No, Liz, I certainly don’t believe that all such sharing is narcissistic or self-congratulatory. But many cases do seem that way to me. So I would reiterate my colleagues statement that “sometimes” such self-absorption is apparent in people’s response to the pandemic. Madonna’s recent creepy video of herself reflecting on the pandemic while in a bathtub is a case in point. Here are some more examples: https://www.forbes.com/sites/danidiplacido/2020/03/19/5-hilariously-out-of-touch-celebrity-responses-to-the-coronavirus-pandemic/#6916fed91ccf. And here are some more: https://betches.com/the-most-cringeworthy-celebrity-coronavirus-posts/. And, of course, there are plenty of examples on Facebook and other social media sites.
I think these are all good points to keep in mind, and it’s certainly difficult to know how to weigh the consequences (a favored critique of consequentialism, as you know). I think however a big piece of the puzzle are models put forward, for instance, by the CDC, which projected somewhere around 200,000 and 1.7 million deaths in the US. Now perhaps this study was flawed (I am no expert here); or — again, as you know — perhaps it was justified but false, that is, this was the rational belief based on what we knew, but turned out to be inaccurate; or perhaps the lockdowns worked and drastically cut the number of deaths, perhaps even better than one might have anticipated or expected. My point here is merely that one must base one’s decisions and beliefs on the evidence one has, and when experts (by no means infallible) put forward such projections, serious action appears the rational course. But uncertainty abounds here! (Here is another resource you may be interested in, in light of some of your points above: https://www.nytimes.com/2020/03/26/us/politics/fact-check-trump-coronavirus-recession.html).
Virtue signaling is indeed a prevalent aspect of our society, I think (what I take to be your third point). I suspect it stems from the nature of the new media — mere video recording makes history more easy to document, and so when we speak and the camera is on, we sense the historical relevance of our act as a soon-to-be (no doubt for many inflated) historical document. This has only become more bloated with the rise of social media…

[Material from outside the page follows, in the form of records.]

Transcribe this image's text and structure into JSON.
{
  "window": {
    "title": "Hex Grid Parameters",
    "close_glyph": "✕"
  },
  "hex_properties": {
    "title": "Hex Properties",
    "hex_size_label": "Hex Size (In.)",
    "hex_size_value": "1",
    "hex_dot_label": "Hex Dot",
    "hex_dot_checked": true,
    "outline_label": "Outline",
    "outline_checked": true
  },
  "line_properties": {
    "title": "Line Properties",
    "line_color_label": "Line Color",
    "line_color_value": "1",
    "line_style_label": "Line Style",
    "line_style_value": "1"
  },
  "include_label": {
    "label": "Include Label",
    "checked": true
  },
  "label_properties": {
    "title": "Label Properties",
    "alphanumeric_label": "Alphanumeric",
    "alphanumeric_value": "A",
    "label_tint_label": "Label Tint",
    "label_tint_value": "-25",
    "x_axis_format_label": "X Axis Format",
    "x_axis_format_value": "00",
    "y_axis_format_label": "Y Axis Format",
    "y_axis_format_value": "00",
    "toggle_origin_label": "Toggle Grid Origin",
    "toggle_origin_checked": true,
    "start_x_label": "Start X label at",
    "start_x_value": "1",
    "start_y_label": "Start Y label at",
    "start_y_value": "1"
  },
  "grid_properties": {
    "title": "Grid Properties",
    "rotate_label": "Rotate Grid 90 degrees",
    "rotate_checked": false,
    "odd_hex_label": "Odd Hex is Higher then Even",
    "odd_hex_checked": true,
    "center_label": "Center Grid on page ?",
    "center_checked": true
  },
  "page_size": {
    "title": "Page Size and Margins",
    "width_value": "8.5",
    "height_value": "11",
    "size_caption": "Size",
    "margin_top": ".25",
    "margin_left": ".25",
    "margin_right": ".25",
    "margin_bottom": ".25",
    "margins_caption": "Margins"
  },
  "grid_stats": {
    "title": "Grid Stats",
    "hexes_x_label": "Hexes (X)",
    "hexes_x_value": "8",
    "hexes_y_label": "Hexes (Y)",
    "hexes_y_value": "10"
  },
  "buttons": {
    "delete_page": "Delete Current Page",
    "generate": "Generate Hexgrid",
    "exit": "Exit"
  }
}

At the point when the CDC projected the possibility of “around 200,000” or more deaths in the US, the following question entered my mind: Was this projection put forth to President Trump in order to finally get his attention? (It seemed to me that it was at this point that I began to notice a change in his “tone”.)
Good stuff, Xan. Thanks.